I can’t think of much to say about Earth Day. It’s all been said before and is being and will be said again and again. This picture pretty well sums it all up for me. Our beautiful blue marble, the tiniest of dots in an indescribably large universe. This is our home, the only place we know of that can support us. If we mess it up, there’s no place else to go. It’s a complete, beautifully balanced ecosystem, with enough land and water and sun and air to sustain us all. And it is finite. We must take care of it; it’s all we have.
Many of you perhaps think as my son does. “Mom,” he’ll say, “get real. Al Gore is an alarmist. He lied with his figures. Global warming is a natural, cyclical occurrence that’s happened before and will happen again. This whole global warming thing is a crock of sh*t.”
Still, he is talking about it. And he’s sorting and recycling his trash. And he’s got some CFL bulbs in his home. He wasn’t doing any of that ten years ago. So we are making progress, very slowly, a step at a time. There is so much more awareness and concern and action than there was in the ’60s when hippies were pushing daisies into rifle barrels. But not that much, considering 50 years have passed since then.
To me it doesn’t really matter if the earth is currently warming naturally or as a result of man’s destruction of the environment. If the ice caps melt, the oceans rise, and the world’s coastal cities are flooded, the loss will be the same regardless of the cause. There’s nothing we can do to change earth’s natural cycles, but we sure as hell can stop making them any worse.
Perhaps it takes the perspective of decades to appreciate fully what we are doing to our environment. I have a few decades under my belt, and I’ve dug up a few photos to show you what I’ve noticed in my lifetime.
I’ve been coming to Denver and northern Colorado for vacations for more than 60 years (didn’t move here till 2005) and the one thing that always stood out besides the mountains themselves was the crystalline air.
As we drove into Colorado, it was always a contest to see who in the car would spot the mountains first. In the early days we came up through the Oklahoma panhandle and I don’t remember exact locations. But in later years we came across I-70 from Kansas and “the” spot was near Genoa, Colorado, a tiny little dot on the map way out toward the Kansas border. In that area, the land drops away and the mountains come into view — Pikes Peak, to be specific. We rarely stopped, because once we saw the mountains it was like horses running for the barn. For those who do stop, there is, or used to be, a touristy lookout tower with those crummy pay-per-view telescopes.

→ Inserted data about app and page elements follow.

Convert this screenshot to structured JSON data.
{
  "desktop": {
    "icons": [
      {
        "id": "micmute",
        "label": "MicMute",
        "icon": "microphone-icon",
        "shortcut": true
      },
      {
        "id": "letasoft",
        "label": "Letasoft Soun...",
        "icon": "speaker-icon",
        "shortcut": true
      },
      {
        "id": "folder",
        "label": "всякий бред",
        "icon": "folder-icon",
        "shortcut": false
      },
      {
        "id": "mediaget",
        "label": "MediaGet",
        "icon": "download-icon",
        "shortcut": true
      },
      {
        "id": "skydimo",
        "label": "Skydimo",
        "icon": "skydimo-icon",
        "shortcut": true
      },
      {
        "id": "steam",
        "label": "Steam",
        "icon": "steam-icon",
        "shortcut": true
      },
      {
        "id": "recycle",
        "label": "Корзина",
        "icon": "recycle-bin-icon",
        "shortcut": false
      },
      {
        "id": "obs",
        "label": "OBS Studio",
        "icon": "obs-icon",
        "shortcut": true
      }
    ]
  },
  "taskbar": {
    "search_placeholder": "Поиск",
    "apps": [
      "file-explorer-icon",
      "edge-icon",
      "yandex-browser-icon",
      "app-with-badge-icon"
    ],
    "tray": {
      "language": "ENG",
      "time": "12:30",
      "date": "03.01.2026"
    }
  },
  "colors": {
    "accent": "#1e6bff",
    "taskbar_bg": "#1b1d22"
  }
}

That’s the way it used to be. These days you’re much more likely to see the prominent brown smear on the horizon that marks greater Denver. If you can see that far. Denver struggles these days to stay within the government’s air quality standards, and doesn’t always succeed. This gateway to the Rockies, this mile-high city with its view of the continental divide, struggles to meet clean air standards. I find that obscene.
I read somewhere that there is not a place left on earth that air pollution hasn’t reached. Not the middle of the African jungle, nor a remote Pacific isle, nor the South Pole, nor the summit of Mount Everest.
Closer to home, however, I need only look at Rocky Mountain National Park. It’s at least an hour’s drive from Denver, well up into the mountains. But look what’s happening there:
They can stop or limit traffic in the park any time they need to, for any reason. But this stuff, the dirty air that floats in from the Denver basin, can’t be stopped. It does more than dirty up the view and burn visitors’ eyes. It weakens and kills vegetation. And that leads to all kinds of other bad things.
Anyway, I don’t need to see the smog and traffic in Bejing or measure the shrinking of the polar ice caps. I don’t need pictures of drowning polar bears, or crumbling ice shelves, or mountains of trash at overflowing Italian landfills to know we are already screwing things up pretty royally.
NIMBY, my ass. It’s already happening in my backyard — and in yours. The problem is not down the road and it’s not in another country and it sure as hell is not twenty or thirty or forty years away! It’s here, it’s now, and it’s you and me, babe. Or maybe you know something about an interplanetary shuttle to another dimension …